With 14.2 billions of connected things in 2019, over 41.6 billions expected by 2025, and a total spending on endpoints and services that will reach well over $1.1 trillion by the end of 2026, the Internet of Things (IoT) is poised to have a transformative impact on the way we live and on the way we work [1–3]. The vision of this ‘‘connected continuum’’ of objects and people, however, comes with a wide variety of challenges, especially for those IoT networks whose devices rely on some forms of depletable energy support. This has prompted research on hardware and software solutions aimed at decreasing the depen- dence of devices from ‘‘pre-packaged’’ energy provision (e.g., batteries), leading to devices capable of harvesting energy from the environment, and to networks – often called green wireless networks – whose lifetime is virtually infinite.
Despite the promising advances of energy harvesting technologies, IoT devices are still doomed to run out of energy due to their inherent constraints on resources such as storage, processing and communica- tion, whose energy requirements often exceed what harvesting can provide. The communication circuitry of prevailing radio technology, especially, consumes relevant amount of energy even when in idle state, i.e., even when no transmissions or receptions occur. Even duty cycling, namely, operating with the radio in low energy consumption
∗ Corresponding author.
E-mail address: firstname.lastname@example.org (G. Koutsandria).
(sleep) mode for pre-set amounts of time, has been shown to only mildly alleviate the problem of making IoT devices durable . An effective answer to eliminate all possible forms of energy consumption that are not directly related to communication (e.g., idle listening) is provided by ultra low power radio triggering techniques, also known as wake-up radios [5,6]. Wake-up radio-based networks allow devices to remain in sleep mode by turning off their main radio when no communication is taking place. Devices continuously listen for a trigger on their wake-up radio, namely, for a wake-up sequence, to activate their main radio and participate to communication tasks. Therefore, devices wake up and turn their main radio on only when data communication is requested by a neighboring device. Further energy savings can be obtained by restricting the number of neighboring devices that wake up when triggered. This is obtained by allowing devices to wake up only when they receive specific wake-up sequences, which correspond to particular protocol requirements, including distance from the destina- tion, current energy status, residual energy, etc. This form of selective awakenings is called semantic addressing . Use of low-power wake-up radio with semantic addressing has been shown to remarkably reduce the dominating energy costs of communication and idle listening of traditional radio networking [7–12].
This paper contributes to the research on enabling green wireless networks for long lasting IoT applications.

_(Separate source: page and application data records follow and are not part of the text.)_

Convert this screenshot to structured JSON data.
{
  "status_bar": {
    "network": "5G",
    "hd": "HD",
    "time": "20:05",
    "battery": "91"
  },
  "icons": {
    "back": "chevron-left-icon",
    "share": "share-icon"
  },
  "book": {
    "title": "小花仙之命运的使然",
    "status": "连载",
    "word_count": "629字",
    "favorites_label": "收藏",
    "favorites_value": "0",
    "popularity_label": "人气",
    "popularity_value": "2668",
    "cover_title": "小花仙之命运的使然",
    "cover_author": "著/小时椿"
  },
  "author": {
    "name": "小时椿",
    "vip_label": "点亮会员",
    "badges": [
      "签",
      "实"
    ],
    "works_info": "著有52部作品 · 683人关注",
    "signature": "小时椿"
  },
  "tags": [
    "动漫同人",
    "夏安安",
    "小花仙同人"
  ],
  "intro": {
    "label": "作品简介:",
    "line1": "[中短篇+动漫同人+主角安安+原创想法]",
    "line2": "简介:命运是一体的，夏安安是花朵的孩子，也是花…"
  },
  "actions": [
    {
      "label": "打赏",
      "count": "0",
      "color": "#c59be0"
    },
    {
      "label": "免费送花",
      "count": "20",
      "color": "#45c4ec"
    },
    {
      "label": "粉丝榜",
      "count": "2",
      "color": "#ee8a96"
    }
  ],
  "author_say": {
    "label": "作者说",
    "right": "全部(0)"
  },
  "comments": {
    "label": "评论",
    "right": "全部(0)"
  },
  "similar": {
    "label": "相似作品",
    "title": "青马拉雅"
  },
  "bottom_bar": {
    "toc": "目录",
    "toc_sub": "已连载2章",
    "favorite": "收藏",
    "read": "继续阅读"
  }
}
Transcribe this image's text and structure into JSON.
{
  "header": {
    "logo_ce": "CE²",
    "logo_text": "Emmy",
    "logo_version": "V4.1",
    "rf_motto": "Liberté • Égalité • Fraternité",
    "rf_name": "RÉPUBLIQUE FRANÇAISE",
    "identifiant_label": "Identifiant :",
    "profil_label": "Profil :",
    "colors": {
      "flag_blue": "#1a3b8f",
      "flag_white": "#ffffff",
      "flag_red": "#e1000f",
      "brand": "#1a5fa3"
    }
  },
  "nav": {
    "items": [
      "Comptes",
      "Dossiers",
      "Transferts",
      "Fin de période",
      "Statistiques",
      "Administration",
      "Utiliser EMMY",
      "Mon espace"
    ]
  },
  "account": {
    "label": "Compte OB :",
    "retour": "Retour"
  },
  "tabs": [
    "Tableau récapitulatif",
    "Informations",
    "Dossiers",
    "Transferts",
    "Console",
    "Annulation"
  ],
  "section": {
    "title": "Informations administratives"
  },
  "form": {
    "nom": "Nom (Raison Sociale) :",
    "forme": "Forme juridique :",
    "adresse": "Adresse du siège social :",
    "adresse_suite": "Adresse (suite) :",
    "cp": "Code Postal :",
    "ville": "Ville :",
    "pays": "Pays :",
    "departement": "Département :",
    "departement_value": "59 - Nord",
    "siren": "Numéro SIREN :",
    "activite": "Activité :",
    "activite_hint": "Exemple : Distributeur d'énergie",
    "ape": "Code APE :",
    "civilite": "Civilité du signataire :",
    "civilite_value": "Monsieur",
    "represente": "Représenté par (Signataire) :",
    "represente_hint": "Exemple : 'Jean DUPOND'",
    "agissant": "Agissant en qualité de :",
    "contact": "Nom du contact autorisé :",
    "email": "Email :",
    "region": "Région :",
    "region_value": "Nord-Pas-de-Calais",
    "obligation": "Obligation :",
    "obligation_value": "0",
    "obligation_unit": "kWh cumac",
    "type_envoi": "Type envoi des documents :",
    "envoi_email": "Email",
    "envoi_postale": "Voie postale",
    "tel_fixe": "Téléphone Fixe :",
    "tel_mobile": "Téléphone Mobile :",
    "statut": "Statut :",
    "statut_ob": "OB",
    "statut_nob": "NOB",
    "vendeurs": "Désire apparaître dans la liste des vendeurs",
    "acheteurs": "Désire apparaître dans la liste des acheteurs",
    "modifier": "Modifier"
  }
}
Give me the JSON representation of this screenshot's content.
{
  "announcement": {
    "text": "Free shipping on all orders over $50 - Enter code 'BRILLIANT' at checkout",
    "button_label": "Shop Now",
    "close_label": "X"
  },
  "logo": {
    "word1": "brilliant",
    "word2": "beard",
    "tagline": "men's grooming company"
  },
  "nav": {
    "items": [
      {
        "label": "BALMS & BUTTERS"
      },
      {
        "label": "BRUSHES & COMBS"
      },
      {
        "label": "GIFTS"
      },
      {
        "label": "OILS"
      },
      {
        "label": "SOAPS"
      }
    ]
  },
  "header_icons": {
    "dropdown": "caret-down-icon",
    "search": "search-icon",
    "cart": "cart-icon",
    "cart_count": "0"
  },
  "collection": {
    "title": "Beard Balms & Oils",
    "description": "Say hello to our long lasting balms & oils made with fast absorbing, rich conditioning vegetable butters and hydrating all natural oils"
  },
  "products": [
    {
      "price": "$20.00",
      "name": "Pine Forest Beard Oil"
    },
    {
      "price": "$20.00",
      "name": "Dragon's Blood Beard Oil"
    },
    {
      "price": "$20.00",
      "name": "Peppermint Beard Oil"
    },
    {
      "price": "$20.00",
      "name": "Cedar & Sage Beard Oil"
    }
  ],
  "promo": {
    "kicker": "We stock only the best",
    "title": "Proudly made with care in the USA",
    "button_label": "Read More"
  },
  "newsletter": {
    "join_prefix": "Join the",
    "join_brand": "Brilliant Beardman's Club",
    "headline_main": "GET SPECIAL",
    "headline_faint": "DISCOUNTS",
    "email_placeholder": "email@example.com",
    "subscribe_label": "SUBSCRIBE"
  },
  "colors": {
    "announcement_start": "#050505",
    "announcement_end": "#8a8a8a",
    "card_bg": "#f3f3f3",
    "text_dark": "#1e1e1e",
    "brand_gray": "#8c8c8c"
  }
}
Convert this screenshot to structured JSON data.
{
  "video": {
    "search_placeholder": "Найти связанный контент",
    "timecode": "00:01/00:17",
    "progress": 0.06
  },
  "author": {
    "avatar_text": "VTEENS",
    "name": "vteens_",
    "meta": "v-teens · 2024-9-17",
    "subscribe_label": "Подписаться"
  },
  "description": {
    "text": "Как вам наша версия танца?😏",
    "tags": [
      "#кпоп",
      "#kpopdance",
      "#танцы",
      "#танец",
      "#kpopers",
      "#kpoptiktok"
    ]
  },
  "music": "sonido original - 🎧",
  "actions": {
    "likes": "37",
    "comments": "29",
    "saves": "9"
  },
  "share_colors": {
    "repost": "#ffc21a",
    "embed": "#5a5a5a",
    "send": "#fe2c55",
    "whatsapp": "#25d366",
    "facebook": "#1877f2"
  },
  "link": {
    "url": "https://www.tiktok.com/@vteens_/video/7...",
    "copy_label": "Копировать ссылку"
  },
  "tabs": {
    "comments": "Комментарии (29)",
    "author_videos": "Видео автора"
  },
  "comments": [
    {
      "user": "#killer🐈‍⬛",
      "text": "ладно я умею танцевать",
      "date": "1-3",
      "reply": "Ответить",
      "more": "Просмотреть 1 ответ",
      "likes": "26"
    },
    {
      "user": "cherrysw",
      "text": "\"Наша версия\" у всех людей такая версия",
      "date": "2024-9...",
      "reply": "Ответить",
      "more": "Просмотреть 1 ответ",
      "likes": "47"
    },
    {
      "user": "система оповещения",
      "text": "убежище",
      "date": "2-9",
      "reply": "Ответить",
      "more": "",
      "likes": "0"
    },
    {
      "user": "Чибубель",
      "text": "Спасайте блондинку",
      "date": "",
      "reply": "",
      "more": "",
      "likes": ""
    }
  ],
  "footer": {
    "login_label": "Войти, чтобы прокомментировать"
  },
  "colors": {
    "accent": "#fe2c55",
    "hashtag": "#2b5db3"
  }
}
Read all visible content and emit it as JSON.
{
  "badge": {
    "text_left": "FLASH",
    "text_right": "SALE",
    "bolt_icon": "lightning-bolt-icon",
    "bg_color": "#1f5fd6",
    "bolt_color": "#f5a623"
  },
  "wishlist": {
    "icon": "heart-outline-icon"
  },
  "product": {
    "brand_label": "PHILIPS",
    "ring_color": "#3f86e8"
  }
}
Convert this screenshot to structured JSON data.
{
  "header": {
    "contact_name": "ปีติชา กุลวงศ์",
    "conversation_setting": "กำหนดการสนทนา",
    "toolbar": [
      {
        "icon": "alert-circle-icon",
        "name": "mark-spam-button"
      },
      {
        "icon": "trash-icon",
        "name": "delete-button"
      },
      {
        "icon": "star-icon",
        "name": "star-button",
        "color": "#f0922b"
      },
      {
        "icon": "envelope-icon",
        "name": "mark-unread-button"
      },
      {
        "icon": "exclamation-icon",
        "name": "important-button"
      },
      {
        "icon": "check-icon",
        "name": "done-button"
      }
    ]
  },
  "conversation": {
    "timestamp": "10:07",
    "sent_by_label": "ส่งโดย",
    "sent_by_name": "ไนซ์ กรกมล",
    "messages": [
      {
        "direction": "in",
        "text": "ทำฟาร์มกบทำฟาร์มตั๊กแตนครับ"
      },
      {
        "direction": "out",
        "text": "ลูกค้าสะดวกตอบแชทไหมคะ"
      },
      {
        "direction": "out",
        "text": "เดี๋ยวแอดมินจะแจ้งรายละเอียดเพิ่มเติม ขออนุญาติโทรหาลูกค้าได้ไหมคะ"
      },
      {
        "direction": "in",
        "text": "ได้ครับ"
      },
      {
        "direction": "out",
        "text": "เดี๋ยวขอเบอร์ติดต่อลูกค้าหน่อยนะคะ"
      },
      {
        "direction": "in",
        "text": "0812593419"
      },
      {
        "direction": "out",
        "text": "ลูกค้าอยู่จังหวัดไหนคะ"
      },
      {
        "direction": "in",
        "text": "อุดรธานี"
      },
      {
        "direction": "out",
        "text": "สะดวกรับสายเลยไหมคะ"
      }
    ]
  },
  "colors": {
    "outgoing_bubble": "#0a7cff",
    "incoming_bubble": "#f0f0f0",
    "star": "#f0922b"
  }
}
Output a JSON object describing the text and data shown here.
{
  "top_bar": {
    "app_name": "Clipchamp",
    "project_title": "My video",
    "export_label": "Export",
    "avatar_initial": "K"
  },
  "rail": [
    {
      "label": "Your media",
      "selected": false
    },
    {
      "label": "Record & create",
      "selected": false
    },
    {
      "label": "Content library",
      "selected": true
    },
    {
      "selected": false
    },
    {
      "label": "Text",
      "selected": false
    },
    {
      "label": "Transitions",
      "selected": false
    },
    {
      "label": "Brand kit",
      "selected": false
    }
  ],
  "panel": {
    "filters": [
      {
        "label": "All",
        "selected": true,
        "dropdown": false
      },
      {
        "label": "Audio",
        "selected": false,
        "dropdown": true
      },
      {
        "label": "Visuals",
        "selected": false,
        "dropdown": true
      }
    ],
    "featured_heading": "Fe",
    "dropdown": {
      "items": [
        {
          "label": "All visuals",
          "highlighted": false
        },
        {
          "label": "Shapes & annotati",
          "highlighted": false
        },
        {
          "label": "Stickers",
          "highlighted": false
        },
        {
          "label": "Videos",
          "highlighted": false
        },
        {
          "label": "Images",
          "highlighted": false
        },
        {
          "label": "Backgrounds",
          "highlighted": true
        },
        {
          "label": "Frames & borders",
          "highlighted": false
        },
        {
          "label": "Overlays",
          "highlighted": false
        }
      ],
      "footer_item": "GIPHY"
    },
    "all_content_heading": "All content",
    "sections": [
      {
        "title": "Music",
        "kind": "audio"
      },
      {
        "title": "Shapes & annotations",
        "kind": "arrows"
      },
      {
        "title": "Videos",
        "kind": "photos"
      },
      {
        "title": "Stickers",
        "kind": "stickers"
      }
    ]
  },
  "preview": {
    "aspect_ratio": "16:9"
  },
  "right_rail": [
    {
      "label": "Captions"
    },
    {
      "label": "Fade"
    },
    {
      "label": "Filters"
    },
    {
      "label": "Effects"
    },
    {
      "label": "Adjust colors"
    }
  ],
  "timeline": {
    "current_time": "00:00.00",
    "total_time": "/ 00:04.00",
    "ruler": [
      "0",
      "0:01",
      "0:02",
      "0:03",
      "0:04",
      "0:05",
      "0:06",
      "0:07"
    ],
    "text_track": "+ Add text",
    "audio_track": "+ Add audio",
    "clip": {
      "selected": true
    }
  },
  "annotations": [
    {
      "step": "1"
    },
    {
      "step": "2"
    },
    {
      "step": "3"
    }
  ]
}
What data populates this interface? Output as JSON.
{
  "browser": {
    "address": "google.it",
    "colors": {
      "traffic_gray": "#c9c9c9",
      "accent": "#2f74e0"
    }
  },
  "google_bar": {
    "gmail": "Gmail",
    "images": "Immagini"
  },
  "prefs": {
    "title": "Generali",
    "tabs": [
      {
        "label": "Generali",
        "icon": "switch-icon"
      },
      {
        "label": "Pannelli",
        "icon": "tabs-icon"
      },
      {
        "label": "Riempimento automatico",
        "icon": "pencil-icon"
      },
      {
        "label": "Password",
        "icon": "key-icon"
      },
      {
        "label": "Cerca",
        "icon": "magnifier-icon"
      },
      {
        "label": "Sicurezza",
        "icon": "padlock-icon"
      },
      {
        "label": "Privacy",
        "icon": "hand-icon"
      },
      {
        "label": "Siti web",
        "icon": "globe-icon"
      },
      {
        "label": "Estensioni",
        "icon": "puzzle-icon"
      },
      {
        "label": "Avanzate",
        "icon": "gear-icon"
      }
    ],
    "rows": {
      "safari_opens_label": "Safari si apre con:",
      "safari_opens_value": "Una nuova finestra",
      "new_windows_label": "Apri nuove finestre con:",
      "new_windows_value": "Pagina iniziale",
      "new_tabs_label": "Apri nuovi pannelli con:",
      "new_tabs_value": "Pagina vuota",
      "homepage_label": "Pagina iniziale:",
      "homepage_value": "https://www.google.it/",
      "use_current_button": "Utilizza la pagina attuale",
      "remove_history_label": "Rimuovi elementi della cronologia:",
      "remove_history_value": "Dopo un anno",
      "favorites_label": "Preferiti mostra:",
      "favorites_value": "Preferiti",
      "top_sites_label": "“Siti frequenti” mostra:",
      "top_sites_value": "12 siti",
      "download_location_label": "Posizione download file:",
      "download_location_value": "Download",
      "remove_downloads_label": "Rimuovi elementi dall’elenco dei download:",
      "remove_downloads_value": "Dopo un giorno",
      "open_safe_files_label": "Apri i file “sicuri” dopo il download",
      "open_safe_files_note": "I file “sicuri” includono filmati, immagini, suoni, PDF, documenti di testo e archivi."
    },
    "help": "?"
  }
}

Specifically, we introduce a
This paper presents G-WHARP, for Green Wake-up and HARvesting-based energy-Predictive forwarding, a wake-up radio-based forwarding strategy for wireless networks equipped with energy harvesting capabilities (green wireless networks). Following a learning-based approach, G-WHARP blends energy harvesting and wake-up radio technology to maximize energy efficiency and obtain superior network performance. Nodes autonomously decide on their forwarding availability based on a Markov Decision Process (MDP) that takes into account a variety of energy-related aspects, including the currently available energy and that harvestable in the foreseeable future. Solution of the MDP is provided by a computationally light heuristic based on a simple threshold policy, thus obtaining further computational energy savings. The performance of G-WHARP is evaluated via GreenCastalia simulations, where we accurately model wake-up radios, harvestable energy, and the computational power needed to solve the MDP. Key network and system parameters are varied, including the source of harvestable energy, the network density, wake-up radio data rate and data traffic. We also compare the performance of G-WHARP to that of two state-of-the-art data forwarding strategies, namely GreenRoutes and CTP-WUR. Results show that G-WHARP limits energy expenditures while achieving low end-to-end latency and high packet delivery ratio. Particularly, it consumes up to 34% and 59% less energy than CTP-WUR and GreenRoutes, respectively.